→ What to work on
Could you filter the data below down to the lines that hold the word "arrow"?

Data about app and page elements
Start of Block

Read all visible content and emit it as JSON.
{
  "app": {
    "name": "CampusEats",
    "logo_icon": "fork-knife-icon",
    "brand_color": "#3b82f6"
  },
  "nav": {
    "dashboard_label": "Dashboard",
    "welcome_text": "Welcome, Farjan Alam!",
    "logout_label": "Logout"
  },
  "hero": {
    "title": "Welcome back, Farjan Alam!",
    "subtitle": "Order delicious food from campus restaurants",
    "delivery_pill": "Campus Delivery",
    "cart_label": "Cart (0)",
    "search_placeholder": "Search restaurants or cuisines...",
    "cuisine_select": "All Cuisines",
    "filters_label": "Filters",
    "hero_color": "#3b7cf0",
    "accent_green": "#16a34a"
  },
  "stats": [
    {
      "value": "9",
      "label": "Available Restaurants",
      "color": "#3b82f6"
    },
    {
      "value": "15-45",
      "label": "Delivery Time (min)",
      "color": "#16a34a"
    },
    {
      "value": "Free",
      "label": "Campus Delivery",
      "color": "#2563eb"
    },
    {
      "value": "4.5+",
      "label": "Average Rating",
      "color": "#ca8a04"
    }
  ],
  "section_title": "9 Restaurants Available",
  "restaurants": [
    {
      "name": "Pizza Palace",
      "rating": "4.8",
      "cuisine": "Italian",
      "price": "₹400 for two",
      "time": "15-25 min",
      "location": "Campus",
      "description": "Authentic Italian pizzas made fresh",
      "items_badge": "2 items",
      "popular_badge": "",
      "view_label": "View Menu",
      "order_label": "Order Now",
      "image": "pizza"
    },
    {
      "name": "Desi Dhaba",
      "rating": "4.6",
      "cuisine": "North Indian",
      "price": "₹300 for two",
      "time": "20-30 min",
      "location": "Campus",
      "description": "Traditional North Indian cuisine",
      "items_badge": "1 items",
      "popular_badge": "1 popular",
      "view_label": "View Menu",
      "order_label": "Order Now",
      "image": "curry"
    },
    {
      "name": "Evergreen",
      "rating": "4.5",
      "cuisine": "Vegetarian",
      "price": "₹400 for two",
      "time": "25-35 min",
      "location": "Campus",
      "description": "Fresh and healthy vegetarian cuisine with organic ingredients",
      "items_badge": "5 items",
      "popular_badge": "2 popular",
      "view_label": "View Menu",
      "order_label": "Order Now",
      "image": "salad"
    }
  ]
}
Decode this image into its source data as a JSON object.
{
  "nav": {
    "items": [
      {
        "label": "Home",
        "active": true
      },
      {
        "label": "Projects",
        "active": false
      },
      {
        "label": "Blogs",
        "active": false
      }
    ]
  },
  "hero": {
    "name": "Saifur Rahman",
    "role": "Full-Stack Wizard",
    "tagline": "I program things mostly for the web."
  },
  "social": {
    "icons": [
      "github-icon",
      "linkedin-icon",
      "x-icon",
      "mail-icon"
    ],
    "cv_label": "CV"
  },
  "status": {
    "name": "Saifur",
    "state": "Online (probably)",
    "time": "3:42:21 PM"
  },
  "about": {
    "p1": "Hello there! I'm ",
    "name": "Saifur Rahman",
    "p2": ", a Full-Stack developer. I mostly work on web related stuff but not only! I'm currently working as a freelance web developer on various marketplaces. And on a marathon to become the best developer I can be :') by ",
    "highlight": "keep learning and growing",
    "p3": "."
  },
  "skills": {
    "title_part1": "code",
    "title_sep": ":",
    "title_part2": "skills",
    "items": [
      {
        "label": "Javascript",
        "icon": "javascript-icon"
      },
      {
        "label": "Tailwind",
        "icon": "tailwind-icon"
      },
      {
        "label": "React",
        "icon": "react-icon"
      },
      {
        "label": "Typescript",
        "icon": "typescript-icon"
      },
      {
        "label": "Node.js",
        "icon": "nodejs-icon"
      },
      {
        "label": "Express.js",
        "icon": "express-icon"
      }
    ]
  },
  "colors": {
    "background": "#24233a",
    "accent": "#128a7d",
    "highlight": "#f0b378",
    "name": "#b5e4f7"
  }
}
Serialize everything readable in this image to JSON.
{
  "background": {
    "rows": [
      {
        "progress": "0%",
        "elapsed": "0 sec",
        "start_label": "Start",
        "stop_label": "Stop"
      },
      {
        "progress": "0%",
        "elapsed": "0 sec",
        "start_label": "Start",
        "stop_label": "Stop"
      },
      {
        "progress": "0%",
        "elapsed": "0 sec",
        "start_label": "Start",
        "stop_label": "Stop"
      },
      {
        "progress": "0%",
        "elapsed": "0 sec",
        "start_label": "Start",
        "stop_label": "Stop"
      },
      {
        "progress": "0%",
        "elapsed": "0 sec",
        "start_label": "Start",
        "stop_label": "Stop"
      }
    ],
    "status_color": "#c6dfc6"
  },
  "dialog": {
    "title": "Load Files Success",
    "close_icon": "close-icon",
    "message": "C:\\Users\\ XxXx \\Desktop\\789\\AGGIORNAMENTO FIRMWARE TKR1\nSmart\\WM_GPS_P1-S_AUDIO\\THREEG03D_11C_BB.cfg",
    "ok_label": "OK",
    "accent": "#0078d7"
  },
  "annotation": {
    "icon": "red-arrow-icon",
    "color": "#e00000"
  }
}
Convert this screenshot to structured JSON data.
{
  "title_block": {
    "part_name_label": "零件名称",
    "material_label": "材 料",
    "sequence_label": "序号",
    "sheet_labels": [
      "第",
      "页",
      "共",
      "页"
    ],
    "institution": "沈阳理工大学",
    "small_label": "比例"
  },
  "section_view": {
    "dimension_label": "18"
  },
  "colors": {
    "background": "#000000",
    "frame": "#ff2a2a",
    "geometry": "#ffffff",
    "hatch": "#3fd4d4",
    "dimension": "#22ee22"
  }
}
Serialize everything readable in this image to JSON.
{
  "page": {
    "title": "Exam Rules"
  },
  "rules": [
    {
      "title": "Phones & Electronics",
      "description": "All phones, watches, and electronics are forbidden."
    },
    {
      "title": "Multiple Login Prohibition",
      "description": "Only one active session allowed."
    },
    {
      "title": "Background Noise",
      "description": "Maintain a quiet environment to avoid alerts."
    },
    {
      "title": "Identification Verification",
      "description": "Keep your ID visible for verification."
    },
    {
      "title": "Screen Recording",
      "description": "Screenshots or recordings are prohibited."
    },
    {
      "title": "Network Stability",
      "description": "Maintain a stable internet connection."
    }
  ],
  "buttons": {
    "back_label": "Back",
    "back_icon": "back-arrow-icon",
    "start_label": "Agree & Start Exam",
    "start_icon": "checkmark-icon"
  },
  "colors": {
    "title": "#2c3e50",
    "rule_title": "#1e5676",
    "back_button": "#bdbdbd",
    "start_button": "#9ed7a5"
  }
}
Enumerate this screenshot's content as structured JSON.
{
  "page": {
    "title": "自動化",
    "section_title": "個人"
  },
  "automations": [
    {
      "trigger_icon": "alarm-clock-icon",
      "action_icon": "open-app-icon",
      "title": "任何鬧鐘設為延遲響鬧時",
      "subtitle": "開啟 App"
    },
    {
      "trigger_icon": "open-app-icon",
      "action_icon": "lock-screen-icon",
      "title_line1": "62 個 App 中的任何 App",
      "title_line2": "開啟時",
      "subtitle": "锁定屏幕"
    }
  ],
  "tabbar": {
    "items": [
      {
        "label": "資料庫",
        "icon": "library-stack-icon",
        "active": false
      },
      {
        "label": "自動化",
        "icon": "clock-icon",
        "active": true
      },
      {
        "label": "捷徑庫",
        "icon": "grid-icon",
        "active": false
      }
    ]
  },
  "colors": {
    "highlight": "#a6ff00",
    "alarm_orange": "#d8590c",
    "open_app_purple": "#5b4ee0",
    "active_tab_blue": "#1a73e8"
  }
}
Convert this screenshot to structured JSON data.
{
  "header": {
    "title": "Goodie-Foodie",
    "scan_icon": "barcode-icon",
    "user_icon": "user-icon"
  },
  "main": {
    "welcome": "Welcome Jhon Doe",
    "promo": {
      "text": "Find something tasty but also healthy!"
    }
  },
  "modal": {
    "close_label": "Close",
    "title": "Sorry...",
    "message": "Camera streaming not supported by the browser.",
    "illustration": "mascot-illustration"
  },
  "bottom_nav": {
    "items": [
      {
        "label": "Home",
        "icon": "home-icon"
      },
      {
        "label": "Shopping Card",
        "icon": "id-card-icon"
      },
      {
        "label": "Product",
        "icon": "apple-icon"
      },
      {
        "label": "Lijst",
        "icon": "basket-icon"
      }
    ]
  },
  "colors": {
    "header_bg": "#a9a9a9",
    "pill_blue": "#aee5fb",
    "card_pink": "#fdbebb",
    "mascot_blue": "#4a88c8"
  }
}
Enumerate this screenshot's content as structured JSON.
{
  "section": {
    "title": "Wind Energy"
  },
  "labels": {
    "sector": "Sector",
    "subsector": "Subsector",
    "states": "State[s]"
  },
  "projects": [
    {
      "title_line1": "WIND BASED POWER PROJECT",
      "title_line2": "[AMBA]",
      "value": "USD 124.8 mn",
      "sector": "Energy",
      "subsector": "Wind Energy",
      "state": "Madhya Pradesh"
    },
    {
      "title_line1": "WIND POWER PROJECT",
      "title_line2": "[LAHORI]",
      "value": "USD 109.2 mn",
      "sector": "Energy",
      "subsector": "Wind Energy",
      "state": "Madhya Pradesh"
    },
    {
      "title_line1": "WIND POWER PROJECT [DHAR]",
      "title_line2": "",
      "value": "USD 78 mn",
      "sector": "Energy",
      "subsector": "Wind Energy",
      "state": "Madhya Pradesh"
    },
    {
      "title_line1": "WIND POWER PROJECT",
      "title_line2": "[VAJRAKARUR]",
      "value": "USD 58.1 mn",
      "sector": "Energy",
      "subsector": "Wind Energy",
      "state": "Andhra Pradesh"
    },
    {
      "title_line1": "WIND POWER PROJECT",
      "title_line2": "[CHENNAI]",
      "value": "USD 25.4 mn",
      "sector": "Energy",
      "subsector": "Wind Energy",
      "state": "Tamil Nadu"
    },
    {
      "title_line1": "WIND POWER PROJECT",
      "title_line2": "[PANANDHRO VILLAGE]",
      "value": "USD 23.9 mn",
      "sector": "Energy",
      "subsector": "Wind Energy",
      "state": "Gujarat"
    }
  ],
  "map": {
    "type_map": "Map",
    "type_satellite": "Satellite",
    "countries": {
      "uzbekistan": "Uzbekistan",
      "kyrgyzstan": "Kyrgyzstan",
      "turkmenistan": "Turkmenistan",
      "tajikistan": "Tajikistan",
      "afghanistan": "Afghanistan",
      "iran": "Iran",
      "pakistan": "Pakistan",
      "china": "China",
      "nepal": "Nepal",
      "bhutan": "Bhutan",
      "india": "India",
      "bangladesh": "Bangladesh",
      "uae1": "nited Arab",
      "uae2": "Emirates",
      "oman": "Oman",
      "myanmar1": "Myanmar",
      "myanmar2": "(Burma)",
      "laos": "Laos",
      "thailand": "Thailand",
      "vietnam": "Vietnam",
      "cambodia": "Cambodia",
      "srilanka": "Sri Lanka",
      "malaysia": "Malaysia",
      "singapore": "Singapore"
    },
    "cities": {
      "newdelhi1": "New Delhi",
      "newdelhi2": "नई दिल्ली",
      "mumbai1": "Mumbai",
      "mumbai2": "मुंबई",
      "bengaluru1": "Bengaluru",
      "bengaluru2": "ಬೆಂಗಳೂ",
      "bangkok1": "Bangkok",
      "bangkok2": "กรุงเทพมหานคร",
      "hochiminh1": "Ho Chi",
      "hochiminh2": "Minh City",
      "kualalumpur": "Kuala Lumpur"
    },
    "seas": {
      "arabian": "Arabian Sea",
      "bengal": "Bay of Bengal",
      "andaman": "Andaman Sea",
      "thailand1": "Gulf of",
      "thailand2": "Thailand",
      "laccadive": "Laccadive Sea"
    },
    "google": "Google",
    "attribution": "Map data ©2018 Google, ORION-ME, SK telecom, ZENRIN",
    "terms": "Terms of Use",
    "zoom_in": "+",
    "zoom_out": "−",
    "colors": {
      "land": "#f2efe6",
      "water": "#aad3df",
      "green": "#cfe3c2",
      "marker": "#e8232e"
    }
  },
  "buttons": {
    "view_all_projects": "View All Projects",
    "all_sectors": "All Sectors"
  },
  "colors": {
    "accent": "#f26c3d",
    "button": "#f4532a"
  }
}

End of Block

→ Solution to this problem
    "icon": "red-arrow-icon",
    "back_icon": "back-arrow-icon",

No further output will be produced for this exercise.